Here is a video to go further of Mr. Bidouille who was able to visit the “control tower” of RTE, the manager of the French electricity transmission network. Where do we see those 50 hertz.
In France, our hydroelectric dams particularly facilitate the management of the quantity of electricity injected into the network. These make it possible to respond quickly to unexpected variations in demand. This avoids waste, a luxury that many countries do not enjoy.
This lack of responsiveness has been exacerbated since the start of the energy transition due to the non-intermittency of renewable energy. Due to the depth of the weather, the managers of the electricity network made life complicated. Especially in Germany, when the wind blows too much…

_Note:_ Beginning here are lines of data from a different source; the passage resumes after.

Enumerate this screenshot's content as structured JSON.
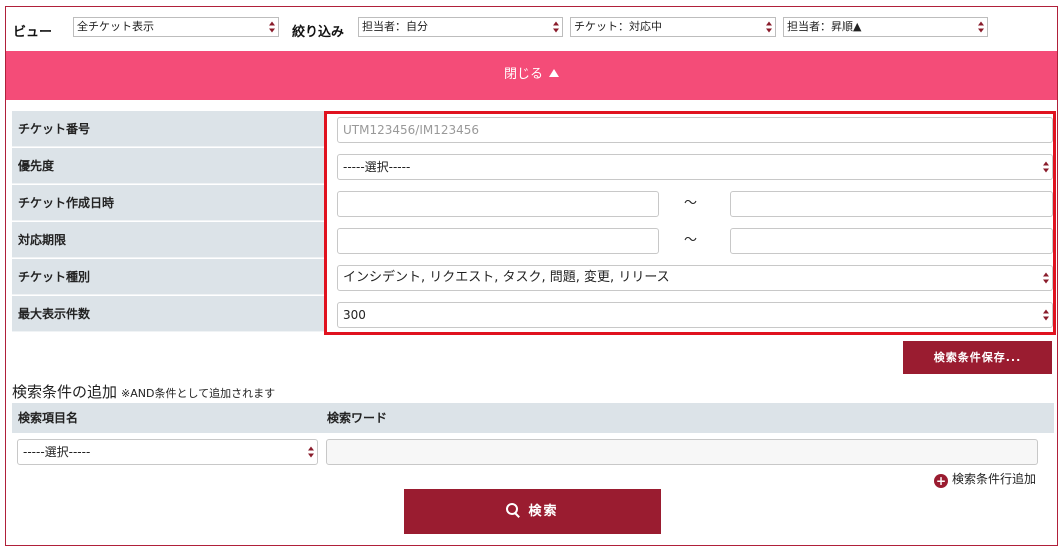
{
  "topbar": {
    "view_label": "ビュー",
    "view_value": "全チケット表示",
    "filter_label": "絞り込み",
    "filter_assignee": "担当者：自分",
    "filter_ticket": "チケット：対応中",
    "sort_value": "担当者：昇順▲"
  },
  "closebar": {
    "label": "閉じる"
  },
  "criteria": {
    "ticket_no_label": "チケット番号",
    "ticket_no_placeholder": "UTM123456/IM123456",
    "priority_label": "優先度",
    "priority_value": "-----選択-----",
    "created_label": "チケット作成日時",
    "deadline_label": "対応期限",
    "range_sep": "～",
    "type_label": "チケット種別",
    "type_value": "インシデント, リクエスト, タスク, 問題, 変更, リリース",
    "max_label": "最大表示件数",
    "max_value": "300"
  },
  "save_button": "検索条件保存...",
  "add_section": {
    "title": "検索条件の追加",
    "note": "※AND条件として追加されます",
    "col_item": "検索項目名",
    "col_word": "検索ワード",
    "item_value": "-----選択-----",
    "add_row_label": "検索条件行追加"
  },
  "search_button": "検索",
  "colors": {
    "accent": "#9a1c30",
    "pink": "#f44c78",
    "highlight": "#e0121f",
    "label_bg": "#dce3e8"
  }
}
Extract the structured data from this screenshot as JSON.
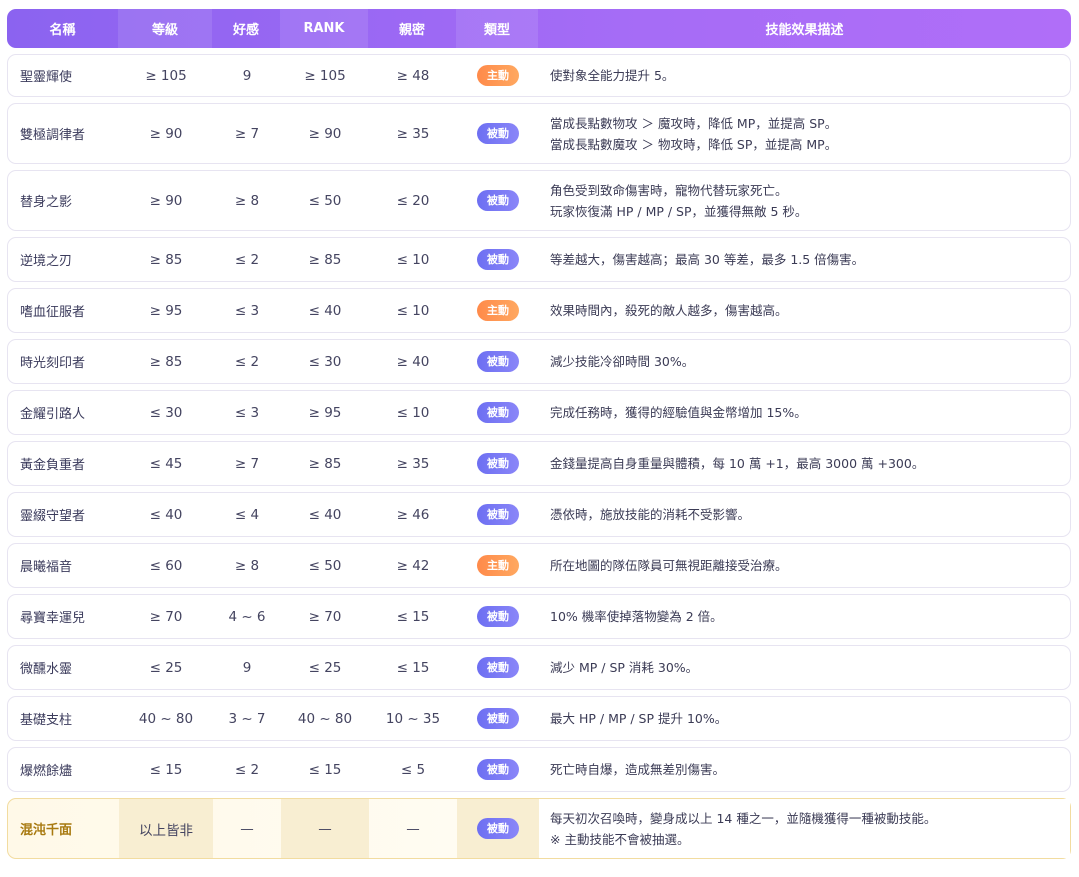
{
  "headers": {
    "name": "名稱",
    "level": "等級",
    "favor": "好感",
    "rank": "RANK",
    "intimacy": "親密",
    "type": "類型",
    "desc": "技能效果描述"
  },
  "colors": {
    "header_start": "#8b63f0",
    "header_end": "#b06ef8",
    "active_badge": "#ff8a4a",
    "passive_badge": "#6d6ff2",
    "special_row_bg": "#fff9e8",
    "special_name": "#a87a10"
  },
  "rows": [
    {
      "name": "聖靈輝使",
      "level": "≥ 105",
      "favor": "9",
      "rank": "≥ 105",
      "intimacy": "≥ 48",
      "type": "主動",
      "type_kind": "active",
      "desc": [
        "使對象全能力提升 5。"
      ]
    },
    {
      "name": "雙極調律者",
      "level": "≥ 90",
      "favor": "≥ 7",
      "rank": "≥ 90",
      "intimacy": "≥ 35",
      "type": "被動",
      "type_kind": "passive",
      "desc": [
        "當成長點數物攻 ＞ 魔攻時，降低 MP，並提高 SP。",
        "當成長點數魔攻 ＞ 物攻時，降低 SP，並提高 MP。"
      ]
    },
    {
      "name": "替身之影",
      "level": "≥ 90",
      "favor": "≥ 8",
      "rank": "≤ 50",
      "intimacy": "≤ 20",
      "type": "被動",
      "type_kind": "passive",
      "desc": [
        "角色受到致命傷害時，寵物代替玩家死亡。",
        "玩家恢復滿 HP / MP / SP，並獲得無敵 5 秒。"
      ]
    },
    {
      "name": "逆境之刃",
      "level": "≥ 85",
      "favor": "≤ 2",
      "rank": "≥ 85",
      "intimacy": "≤ 10",
      "type": "被動",
      "type_kind": "passive",
      "desc": [
        "等差越大，傷害越高；最高 30 等差，最多 1.5 倍傷害。"
      ]
    },
    {
      "name": "嗜血征服者",
      "level": "≥ 95",
      "favor": "≤ 3",
      "rank": "≤ 40",
      "intimacy": "≤ 10",
      "type": "主動",
      "type_kind": "active",
      "desc": [
        "效果時間內，殺死的敵人越多，傷害越高。"
      ]
    },
    {
      "name": "時光刻印者",
      "level": "≥ 85",
      "favor": "≤ 2",
      "rank": "≤ 30",
      "intimacy": "≥ 40",
      "type": "被動",
      "type_kind": "passive",
      "desc": [
        "減少技能冷卻時間 30%。"
      ]
    },
    {
      "name": "金耀引路人",
      "level": "≤ 30",
      "favor": "≤ 3",
      "rank": "≥ 95",
      "intimacy": "≤ 10",
      "type": "被動",
      "type_kind": "passive",
      "desc": [
        "完成任務時，獲得的經驗值與金幣增加 15%。"
      ]
    },
    {
      "name": "黃金負重者",
      "level": "≤ 45",
      "favor": "≥ 7",
      "rank": "≥ 85",
      "intimacy": "≥ 35",
      "type": "被動",
      "type_kind": "passive",
      "desc": [
        "金錢量提高自身重量與體積，每 10 萬 +1，最高 3000 萬 +300。"
      ]
    },
    {
      "name": "靈綴守望者",
      "level": "≤ 40",
      "favor": "≤ 4",
      "rank": "≤ 40",
      "intimacy": "≥ 46",
      "type": "被動",
      "type_kind": "passive",
      "desc": [
        "憑依時，施放技能的消耗不受影響。"
      ]
    },
    {
      "name": "晨曦福音",
      "level": "≤ 60",
      "favor": "≥ 8",
      "rank": "≤ 50",
      "intimacy": "≥ 42",
      "type": "主動",
      "type_kind": "active",
      "desc": [
        "所在地圖的隊伍隊員可無視距離接受治療。"
      ]
    },
    {
      "name": "尋寶幸運兒",
      "level": "≥ 70",
      "favor": "4 ~ 6",
      "rank": "≥ 70",
      "intimacy": "≤ 15",
      "type": "被動",
      "type_kind": "passive",
      "desc": [
        "10% 機率使掉落物變為 2 倍。"
      ]
    },
    {
      "name": "微醺水靈",
      "level": "≤ 25",
      "favor": "9",
      "rank": "≤ 25",
      "intimacy": "≤ 15",
      "type": "被動",
      "type_kind": "passive",
      "desc": [
        "減少 MP / SP 消耗 30%。"
      ]
    },
    {
      "name": "基礎支柱",
      "level": "40 ~ 80",
      "favor": "3 ~ 7",
      "rank": "40 ~ 80",
      "intimacy": "10 ~ 35",
      "type": "被動",
      "type_kind": "passive",
      "desc": [
        "最大 HP / MP / SP 提升 10%。"
      ]
    },
    {
      "name": "爆燃餘燼",
      "level": "≤ 15",
      "favor": "≤ 2",
      "rank": "≤ 15",
      "intimacy": "≤ 5",
      "type": "被動",
      "type_kind": "passive",
      "desc": [
        "死亡時自爆，造成無差別傷害。"
      ]
    },
    {
      "name": "混沌千面",
      "level": "以上皆非",
      "favor": "—",
      "rank": "—",
      "intimacy": "—",
      "type": "被動",
      "type_kind": "passive",
      "special": true,
      "desc": [
        "每天初次召喚時，變身成以上 14 種之一，並隨機獲得一種被動技能。",
        "※ 主動技能不會被抽選。"
      ]
    }
  ]
}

Indeed, electricity from wind power is a priority for our neighbors across the Rhine. Energy distributors are obliged to buy it at a guaranteed price, even if they don’t need it! So much so that the price of electricity will drop in the case of very strong winds.
The negative consequence is that it becomes more attractive for nuclear power plants to pay to absorb their production rather than bear the costs of shutting down/restarting their plant. Why? Because nuclear cores are sometimes “poisoned” by their fission products (so-called Xenon or Samarium effects)…
Does this mean that German households pay less for their electricity? No. Quite the opposite, since the distributors are obliged to buy electricity that is often not needed by anyone. This cost will therefore be passed on to the final consumer.
Everyone loses except wind power producers. Unless you include bitcoin in the equation. Let’s say, a megawatt spent by a BTC miner is not necessarily a megabyte.
Bitcoin miners could help by setting up near nuclear power plants to somehow offset the costs due to the electricity overflow caused by the European energy transition. Costs likely to increase.
In 2020, onshore wind power generation increased by 144 TWh (+11%) and offshore wind power by 25 TWh (+29%). between 2021 and 2030:
Texas is a textbook case since its electricity comes from 45% renewable energy. Lots of wind, but also nuclear. The rest comes from coal and, above all, from gas recovered during the extraction of shale oil.
The arrival of BTC miners in Texas strengthened the power grid. They provided a continuous profitable outlet for excess electricity due to the unpredictability of weather conditions.
That said, it will be interesting to see if rising gas prices don’t encourage some miners to relocate their operations elsewhere, where there are chronic surpluses of renewable energy. This is usually the case with African hydroelectric dams, which take years before the population fully accepts their production.
In short, the electricity bought by BTC miners is a welcome subsidy to fund the energy transition. The latest report from the Bitcoin Mining Council also reveals that 60% of the energy used to secure the network is renewable.
Of course, miners must stop their engines on command. In this way, miners become part of effective network management by immediately releasing watts.
the mining BTC must always be deployed in collaboration with the network managers so that too many machines are not deployed which could eventually increase the population’s electricity bill.
Sébastien Gouspillou, CEO of the company mining Big Block summed it up well in its report to the Salvadoran government:
“The mining Bitcoins must be socially useful. It should never compete with traditional demand. It must be set up where there is additional capacity to optimize the installed capacity/consumption ratio. Organized in this way, the mining will become a blessing to your country. Otherwise, it can quickly become a threat to the supply of the population and create a kind of chaotic situation. It therefore appears that the mining The State must be fully supervised, for the comfort of the population and for the reputation of bitcoin. The mining machines must be mobile, in containers, so that they can adapt to the evolution of the country’s electrical landscape. »
Bitcoin miners are buyers of last resort for the renewable energy that nobody wants. All States should integrate it into their financing strategy for their energy transition.
Get a summary of news in the world of cryptocurrencies by subscribing to our new daily and weekly newsletter service so you don’t miss any of the essential Cointribune!
Journalist reporting on the Bitcoin revolution. My papers deal with bitcoin through geopolitical, economic and libertarian prisms.